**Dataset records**
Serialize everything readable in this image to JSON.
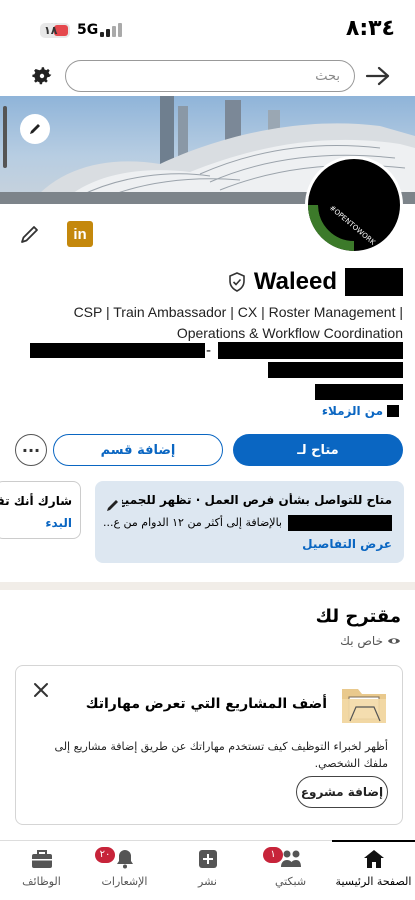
{
  "status_bar": {
    "time": "٨:٣٤",
    "battery_level": "١٨",
    "network": "5G"
  },
  "search": {
    "placeholder": "بحث"
  },
  "profile": {
    "name": "Waleed",
    "headline": "CSP | Train Ambassador | CX | Roster Management | Operations & Workflow Coordination",
    "colleagues_label": "من الزملاء",
    "open_to_work_ring": "#OPENTOWORK"
  },
  "actions": {
    "primary": "متاح لـ",
    "secondary": "إضافة قسم",
    "more": "···"
  },
  "open_to_work_card": {
    "title": "متاح للتواصل بشأن فرص العمل · تظهر للجميع ع...",
    "details": "بالإضافة إلى أكثر من ١٢ الدوام من ع...",
    "link": "عرض التفاصيل"
  },
  "share_card": {
    "title": "شارك أنك تقو",
    "link": "البدء"
  },
  "suggested": {
    "title": "مقترح لك",
    "subtitle": "خاص بك"
  },
  "project_card": {
    "title": "أضف المشاريع التي تعرض مهاراتك",
    "description": "أظهر لخبراء التوظيف كيف تستخدم مهاراتك عن طريق إضافة مشاريع إلى ملفك الشخصي.",
    "button": "إضافة مشروع"
  },
  "bottom_nav": [
    {
      "label": "الوظائف",
      "icon": "briefcase-icon"
    },
    {
      "label": "الإشعارات",
      "icon": "bell-icon",
      "badge": "٢٠"
    },
    {
      "label": "نشر",
      "icon": "plus-square-icon"
    },
    {
      "label": "شبكتي",
      "icon": "people-icon",
      "badge": "١"
    },
    {
      "label": "الصفحة الرئيسية",
      "icon": "home-icon",
      "active": true
    }
  ],
  "colors": {
    "accent": "#0a66c2",
    "open_card_bg": "#dde7f1",
    "badge": "#c7243a",
    "open_to_work_green": "#3c7a2a"
  }
}
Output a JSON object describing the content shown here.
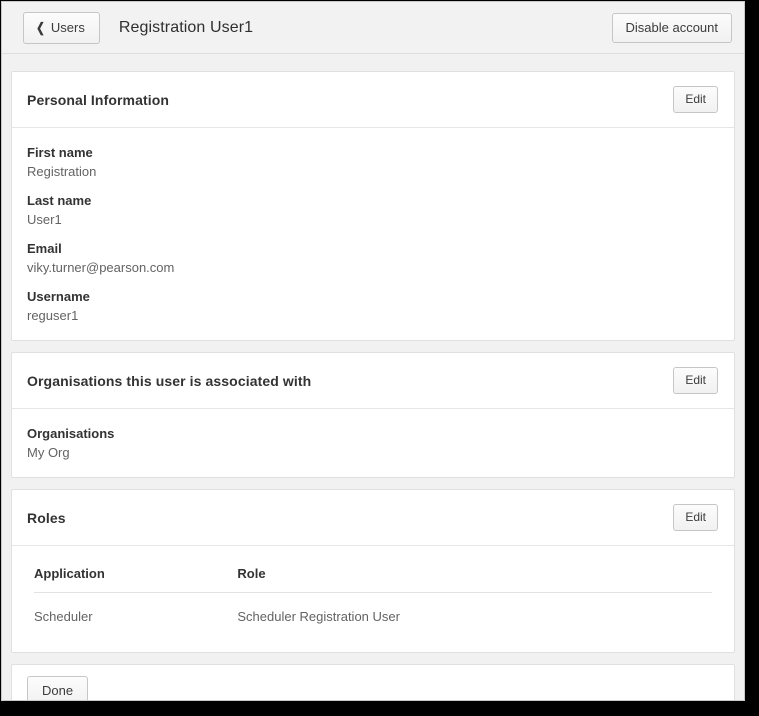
{
  "header": {
    "back_button": {
      "label": "Users",
      "icon": "chevron-left-icon"
    },
    "title": "Registration User1",
    "disable_account_button": "Disable account"
  },
  "panels": {
    "personal_information": {
      "title": "Personal Information",
      "edit_label": "Edit",
      "fields": [
        {
          "label": "First name",
          "value": "Registration"
        },
        {
          "label": "Last name",
          "value": "User1"
        },
        {
          "label": "Email",
          "value": "viky.turner@pearson.com"
        },
        {
          "label": "Username",
          "value": "reguser1"
        }
      ]
    },
    "organisations": {
      "title": "Organisations this user is associated with",
      "edit_label": "Edit",
      "fields": [
        {
          "label": "Organisations",
          "value": "My Org"
        }
      ]
    },
    "roles": {
      "title": "Roles",
      "edit_label": "Edit",
      "columns": [
        "Application",
        "Role"
      ],
      "rows": [
        {
          "application": "Scheduler",
          "role": "Scheduler Registration User"
        }
      ]
    }
  },
  "footer": {
    "done_button": "Done"
  },
  "colors": {
    "page_background": "#f1f1f1",
    "panel_background": "#ffffff",
    "panel_border": "#e0e0e0",
    "label_text": "#333333",
    "value_text": "#636363",
    "button_border": "#c6c6c6"
  }
}
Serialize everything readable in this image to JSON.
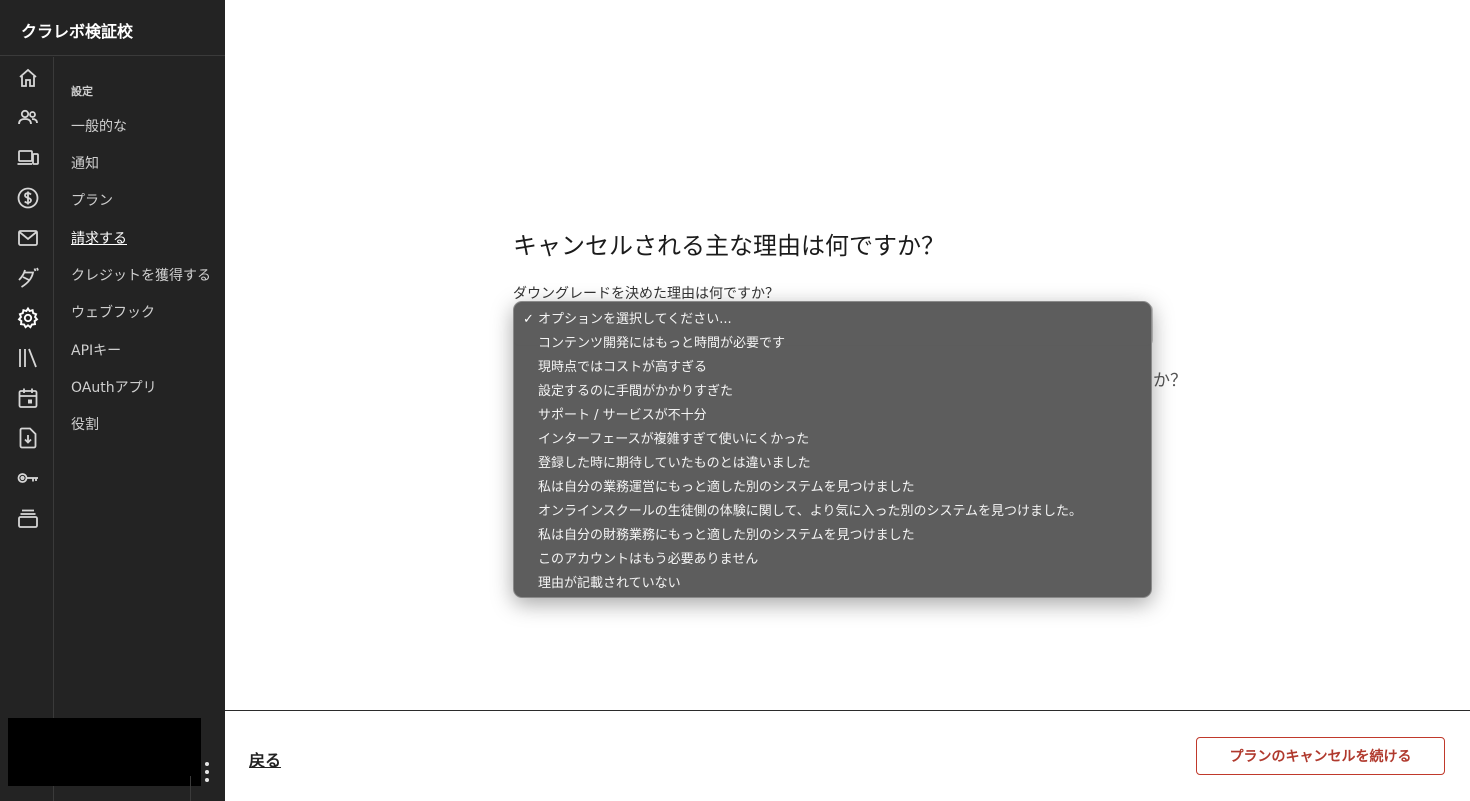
{
  "app": {
    "title": "クラレボ検証校"
  },
  "rail_icons": [
    "home-icon",
    "people-icon",
    "devices-icon",
    "dollar-icon",
    "mail-icon",
    "katakana-da-icon",
    "gear-icon",
    "library-icon",
    "calendar-icon",
    "download-icon",
    "key-icon",
    "stack-icon"
  ],
  "settings_nav": {
    "heading": "設定",
    "items": [
      {
        "label": "一般的な"
      },
      {
        "label": "通知"
      },
      {
        "label": "プラン"
      },
      {
        "label": "請求する",
        "active": true
      },
      {
        "label": "クレジットを獲得する"
      },
      {
        "label": "ウェブフック"
      },
      {
        "label": "APIキー"
      },
      {
        "label": "OAuthアプリ"
      },
      {
        "label": "役割"
      }
    ]
  },
  "survey": {
    "title": "キャンセルされる主な理由は何ですか？",
    "reason_label": "ダウングレードを決めた理由は何ですか？",
    "question2_tail": "か？",
    "dropdown": {
      "selected": "オプションを選択してください...",
      "options": [
        "オプションを選択してください...",
        "コンテンツ開発にはもっと時間が必要です",
        "現時点ではコストが高すぎる",
        "設定するのに手間がかかりすぎた",
        "サポート / サービスが不十分",
        "インターフェースが複雑すぎて使いにくかった",
        "登録した時に期待していたものとは違いました",
        "私は自分の業務運営にもっと適した別のシステムを見つけました",
        "オンラインスクールの生徒側の体験に関して、より気に入った別のシステムを見つけました。",
        "私は自分の財務業務にもっと適した別のシステムを見つけました",
        "このアカウントはもう必要ありません",
        "理由が記載されていない"
      ]
    }
  },
  "footer": {
    "back_label": "戻る",
    "continue_label": "プランのキャンセルを続ける"
  },
  "colors": {
    "sidebar_bg": "#232323",
    "accent_red": "#b0392d",
    "dropdown_bg": "#585858"
  }
}
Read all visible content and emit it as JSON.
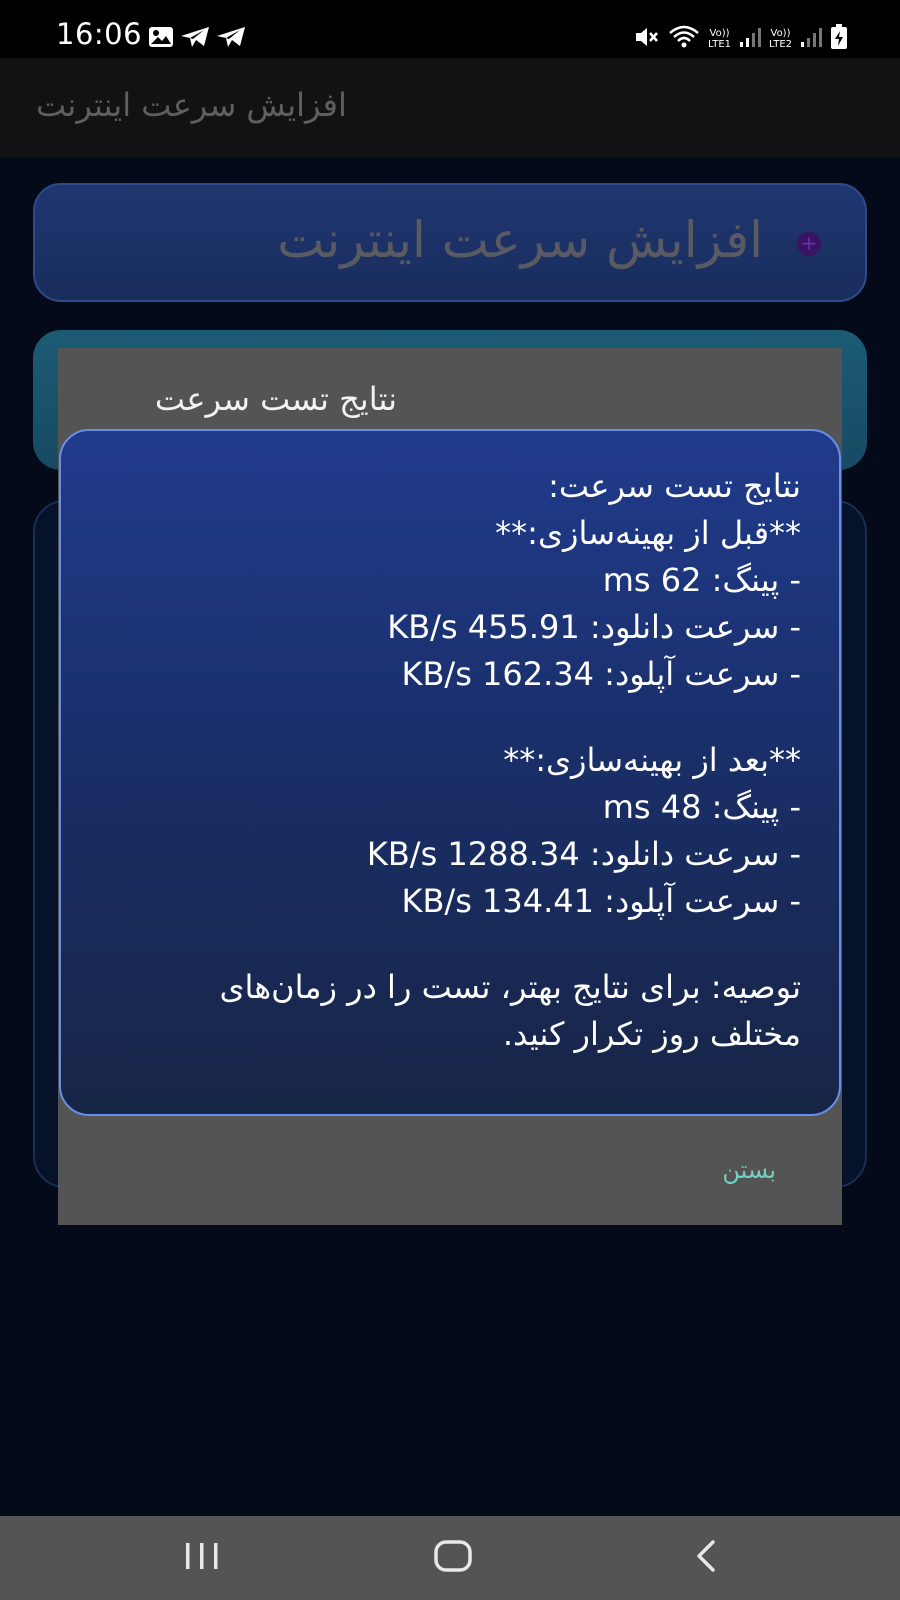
{
  "status_bar": {
    "time": "16:06",
    "left_icons": [
      "image-icon",
      "telegram-icon",
      "telegram-icon"
    ],
    "right_icons": [
      "mute-icon",
      "wifi-icon",
      "signal-icon",
      "signal-icon",
      "battery-charging-icon"
    ],
    "sim1_label_top": "Vo))",
    "sim1_label_bottom": "LTE1",
    "sim2_label_top": "Vo))",
    "sim2_label_bottom": "LTE2"
  },
  "app_bar": {
    "title": "افزایش سرعت اینترنت"
  },
  "header_card": {
    "title": "افزایش سرعت اینترنت",
    "dot_symbol": "+",
    "dot_color": "#3a1464"
  },
  "dialog": {
    "title": "نتایج تست سرعت",
    "results": {
      "heading": "نتایج تست سرعت:",
      "before_heading": "**قبل از بهینه‌سازی:**",
      "before_ping": "- پینگ: 62 ms",
      "before_download": "- سرعت دانلود: 455.91 KB/s",
      "before_upload": "- سرعت آپلود: 162.34 KB/s",
      "after_heading": "**بعد از بهینه‌سازی:**",
      "after_ping": "- پینگ: 48 ms",
      "after_download": "- سرعت دانلود: 1288.34 KB/s",
      "after_upload": "- سرعت آپلود: 134.41 KB/s",
      "tip_line1": "توصیه: برای نتایج بهتر، تست را در زمان‌های",
      "tip_line2": "مختلف روز تکرار کنید."
    },
    "close_label": "بستن",
    "close_color": "#6fd0c4"
  },
  "nav_bar": {
    "buttons": [
      "recent-apps-icon",
      "home-icon",
      "back-icon"
    ]
  },
  "colors": {
    "background": "#040a1a",
    "card_blue": "#1f3670",
    "card_teal": "#1c5b74",
    "dialog_gray": "#545454",
    "result_border": "#6a8ee6"
  }
}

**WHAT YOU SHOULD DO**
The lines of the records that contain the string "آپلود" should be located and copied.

**WRITTEN ANSWER**
      "before_upload": "- سرعت آپلود: 162.34 KB/s",
      "after_upload": "- سرعت آپلود: 134.41 KB/s",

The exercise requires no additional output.